▶ **Exercise details**
Reproduce all the entries beneath this sentence exactly.

-------- Data --------

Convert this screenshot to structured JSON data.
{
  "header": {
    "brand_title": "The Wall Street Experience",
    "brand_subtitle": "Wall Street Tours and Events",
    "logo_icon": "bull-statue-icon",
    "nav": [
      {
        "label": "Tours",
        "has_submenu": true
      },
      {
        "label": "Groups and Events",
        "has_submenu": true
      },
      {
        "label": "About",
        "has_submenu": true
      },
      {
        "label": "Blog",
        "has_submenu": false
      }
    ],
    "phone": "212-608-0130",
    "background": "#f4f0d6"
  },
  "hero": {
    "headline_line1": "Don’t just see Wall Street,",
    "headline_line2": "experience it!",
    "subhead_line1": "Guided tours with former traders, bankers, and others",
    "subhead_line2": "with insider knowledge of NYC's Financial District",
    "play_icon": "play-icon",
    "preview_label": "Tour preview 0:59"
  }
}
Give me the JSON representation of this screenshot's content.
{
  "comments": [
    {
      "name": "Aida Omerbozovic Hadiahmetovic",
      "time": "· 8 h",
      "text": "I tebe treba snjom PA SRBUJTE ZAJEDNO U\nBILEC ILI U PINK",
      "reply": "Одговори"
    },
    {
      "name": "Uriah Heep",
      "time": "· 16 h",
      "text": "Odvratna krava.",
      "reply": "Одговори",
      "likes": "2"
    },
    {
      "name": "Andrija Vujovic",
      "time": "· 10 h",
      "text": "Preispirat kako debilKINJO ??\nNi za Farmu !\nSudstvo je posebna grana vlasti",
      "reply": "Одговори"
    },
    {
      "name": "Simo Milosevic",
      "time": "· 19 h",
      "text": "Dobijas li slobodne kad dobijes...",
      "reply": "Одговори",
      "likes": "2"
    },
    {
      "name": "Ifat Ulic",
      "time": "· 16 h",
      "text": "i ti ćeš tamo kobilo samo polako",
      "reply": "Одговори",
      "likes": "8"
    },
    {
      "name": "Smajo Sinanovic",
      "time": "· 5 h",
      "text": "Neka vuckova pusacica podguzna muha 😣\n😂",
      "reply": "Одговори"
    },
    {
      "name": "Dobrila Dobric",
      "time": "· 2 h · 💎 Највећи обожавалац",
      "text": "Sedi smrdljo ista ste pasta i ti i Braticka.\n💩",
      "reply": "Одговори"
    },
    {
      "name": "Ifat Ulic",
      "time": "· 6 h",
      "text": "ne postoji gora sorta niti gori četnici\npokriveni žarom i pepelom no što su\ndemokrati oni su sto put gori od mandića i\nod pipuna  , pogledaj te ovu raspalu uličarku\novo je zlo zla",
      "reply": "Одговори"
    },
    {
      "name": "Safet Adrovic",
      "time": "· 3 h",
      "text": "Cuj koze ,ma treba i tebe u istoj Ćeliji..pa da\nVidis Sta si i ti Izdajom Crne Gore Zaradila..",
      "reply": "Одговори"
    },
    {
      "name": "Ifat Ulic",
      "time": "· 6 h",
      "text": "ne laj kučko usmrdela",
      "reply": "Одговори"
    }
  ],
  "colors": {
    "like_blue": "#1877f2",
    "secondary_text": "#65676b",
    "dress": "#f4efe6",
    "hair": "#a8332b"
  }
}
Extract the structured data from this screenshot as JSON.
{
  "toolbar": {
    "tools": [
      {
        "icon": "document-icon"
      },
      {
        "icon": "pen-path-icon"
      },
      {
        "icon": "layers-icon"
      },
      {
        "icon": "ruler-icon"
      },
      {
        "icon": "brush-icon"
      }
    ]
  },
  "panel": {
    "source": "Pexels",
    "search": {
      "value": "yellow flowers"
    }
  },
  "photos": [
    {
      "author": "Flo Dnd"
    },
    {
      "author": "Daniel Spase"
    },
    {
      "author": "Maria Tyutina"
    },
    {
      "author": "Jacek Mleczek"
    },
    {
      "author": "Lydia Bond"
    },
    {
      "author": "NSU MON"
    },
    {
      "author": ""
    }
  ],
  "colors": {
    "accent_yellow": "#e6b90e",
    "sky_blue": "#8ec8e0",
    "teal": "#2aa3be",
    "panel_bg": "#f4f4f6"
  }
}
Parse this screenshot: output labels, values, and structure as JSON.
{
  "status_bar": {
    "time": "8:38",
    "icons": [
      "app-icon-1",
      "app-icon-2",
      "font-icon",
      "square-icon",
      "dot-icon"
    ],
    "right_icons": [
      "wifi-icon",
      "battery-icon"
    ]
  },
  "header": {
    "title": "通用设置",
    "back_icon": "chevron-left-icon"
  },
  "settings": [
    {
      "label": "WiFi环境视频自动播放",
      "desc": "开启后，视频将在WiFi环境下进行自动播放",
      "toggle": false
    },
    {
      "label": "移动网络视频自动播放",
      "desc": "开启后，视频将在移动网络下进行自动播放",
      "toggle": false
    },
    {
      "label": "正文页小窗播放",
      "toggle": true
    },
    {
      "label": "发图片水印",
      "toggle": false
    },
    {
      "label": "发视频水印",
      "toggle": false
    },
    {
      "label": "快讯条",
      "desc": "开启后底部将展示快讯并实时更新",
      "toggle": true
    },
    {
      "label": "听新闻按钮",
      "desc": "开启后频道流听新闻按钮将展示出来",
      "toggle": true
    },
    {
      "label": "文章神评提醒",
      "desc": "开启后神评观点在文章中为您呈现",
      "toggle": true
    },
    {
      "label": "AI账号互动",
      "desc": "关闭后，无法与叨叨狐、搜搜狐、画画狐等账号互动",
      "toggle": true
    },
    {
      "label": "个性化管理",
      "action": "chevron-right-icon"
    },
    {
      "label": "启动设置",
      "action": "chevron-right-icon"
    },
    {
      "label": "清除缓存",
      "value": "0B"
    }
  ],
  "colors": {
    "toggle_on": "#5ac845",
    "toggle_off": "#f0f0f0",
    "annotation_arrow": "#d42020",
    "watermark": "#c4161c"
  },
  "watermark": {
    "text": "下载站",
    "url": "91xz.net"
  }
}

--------

▶ **Solution to this exercise**
Convert this screenshot to structured JSON data.
{
  "header": {
    "brand_title": "The Wall Street Experience",
    "brand_subtitle": "Wall Street Tours and Events",
    "logo_icon": "bull-statue-icon",
    "nav": [
      {
        "label": "Tours",
        "has_submenu": true
      },
      {
        "label": "Groups and Events",
        "has_submenu": true
      },
      {
        "label": "About",
        "has_submenu": true
      },
      {
        "label": "Blog",
        "has_submenu": false
      }
    ],
    "phone": "212-608-0130",
    "background": "#f4f0d6"
  },
  "hero": {
    "headline_line1": "Don’t just see Wall Street,",
    "headline_line2": "experience it!",
    "subhead_line1": "Guided tours with former traders, bankers, and others",
    "subhead_line2": "with insider knowledge of NYC's Financial District",
    "play_icon": "play-icon",
    "preview_label": "Tour preview 0:59"
  }
}
Give me the JSON representation of this screenshot's content.
{
  "comments": [
    {
      "name": "Aida Omerbozovic Hadiahmetovic",
      "time": "· 8 h",
      "text": "I tebe treba snjom PA SRBUJTE ZAJEDNO U\nBILEC ILI U PINK",
      "reply": "Одговори"
    },
    {
      "name": "Uriah Heep",
      "time": "· 16 h",
      "text": "Odvratna krava.",
      "reply": "Одговори",
      "likes": "2"
    },
    {
      "name": "Andrija Vujovic",
      "time": "· 10 h",
      "text": "Preispirat kako debilKINJO ??\nNi za Farmu !\nSudstvo je posebna grana vlasti",
      "reply": "Одговори"
    },
    {
      "name": "Simo Milosevic",
      "time": "· 19 h",
      "text": "Dobijas li slobodne kad dobijes...",
      "reply": "Одговори",
      "likes": "2"
    },
    {
      "name": "Ifat Ulic",
      "time": "· 16 h",
      "text": "i ti ćeš tamo kobilo samo polako",
      "reply": "Одговори",
      "likes": "8"
    },
    {
      "name": "Smajo Sinanovic",
      "time": "· 5 h",
      "text": "Neka vuckova pusacica podguzna muha 😣\n😂",
      "reply": "Одговори"
    },
    {
      "name": "Dobrila Dobric",
      "time": "· 2 h · 💎 Највећи обожавалац",
      "text": "Sedi smrdljo ista ste pasta i ti i Braticka.\n💩",
      "reply": "Одговори"
    },
    {
      "name": "Ifat Ulic",
      "time": "· 6 h",
      "text": "ne postoji gora sorta niti gori četnici\npokriveni žarom i pepelom no što su\ndemokrati oni su sto put gori od mandića i\nod pipuna  , pogledaj te ovu raspalu uličarku\novo je zlo zla",
      "reply": "Одговори"
    },
    {
      "name": "Safet Adrovic",
      "time": "· 3 h",
      "text": "Cuj koze ,ma treba i tebe u istoj Ćeliji..pa da\nVidis Sta si i ti Izdajom Crne Gore Zaradila..",
      "reply": "Одговори"
    },
    {
      "name": "Ifat Ulic",
      "time": "· 6 h",
      "text": "ne laj kučko usmrdela",
      "reply": "Одговори"
    }
  ],
  "colors": {
    "like_blue": "#1877f2",
    "secondary_text": "#65676b",
    "dress": "#f4efe6",
    "hair": "#a8332b"
  }
}
Extract the structured data from this screenshot as JSON.
{
  "toolbar": {
    "tools": [
      {
        "icon": "document-icon"
      },
      {
        "icon": "pen-path-icon"
      },
      {
        "icon": "layers-icon"
      },
      {
        "icon": "ruler-icon"
      },
      {
        "icon": "brush-icon"
      }
    ]
  },
  "panel": {
    "source": "Pexels",
    "search": {
      "value": "yellow flowers"
    }
  },
  "photos": [
    {
      "author": "Flo Dnd"
    },
    {
      "author": "Daniel Spase"
    },
    {
      "author": "Maria Tyutina"
    },
    {
      "author": "Jacek Mleczek"
    },
    {
      "author": "Lydia Bond"
    },
    {
      "author": "NSU MON"
    },
    {
      "author": ""
    }
  ],
  "colors": {
    "accent_yellow": "#e6b90e",
    "sky_blue": "#8ec8e0",
    "teal": "#2aa3be",
    "panel_bg": "#f4f4f6"
  }
}
Parse this screenshot: output labels, values, and structure as JSON.
{
  "status_bar": {
    "time": "8:38",
    "icons": [
      "app-icon-1",
      "app-icon-2",
      "font-icon",
      "square-icon",
      "dot-icon"
    ],
    "right_icons": [
      "wifi-icon",
      "battery-icon"
    ]
  },
  "header": {
    "title": "通用设置",
    "back_icon": "chevron-left-icon"
  },
  "settings": [
    {
      "label": "WiFi环境视频自动播放",
      "desc": "开启后，视频将在WiFi环境下进行自动播放",
      "toggle": false
    },
    {
      "label": "移动网络视频自动播放",
      "desc": "开启后，视频将在移动网络下进行自动播放",
      "toggle": false
    },
    {
      "label": "正文页小窗播放",
      "toggle": true
    },
    {
      "label": "发图片水印",
      "toggle": false
    },
    {
      "label": "发视频水印",
      "toggle": false
    },
    {
      "label": "快讯条",
      "desc": "开启后底部将展示快讯并实时更新",
      "toggle": true
    },
    {
      "label": "听新闻按钮",
      "desc": "开启后频道流听新闻按钮将展示出来",
      "toggle": true
    },
    {
      "label": "文章神评提醒",
      "desc": "开启后神评观点在文章中为您呈现",
      "toggle": true
    },
    {
      "label": "AI账号互动",
      "desc": "关闭后，无法与叨叨狐、搜搜狐、画画狐等账号互动",
      "toggle": true
    },
    {
      "label": "个性化管理",
      "action": "chevron-right-icon"
    },
    {
      "label": "启动设置",
      "action": "chevron-right-icon"
    },
    {
      "label": "清除缓存",
      "value": "0B"
    }
  ],
  "colors": {
    "toggle_on": "#5ac845",
    "toggle_off": "#f0f0f0",
    "annotation_arrow": "#d42020",
    "watermark": "#c4161c"
  },
  "watermark": {
    "text": "下载站",
    "url": "91xz.net"
  }
}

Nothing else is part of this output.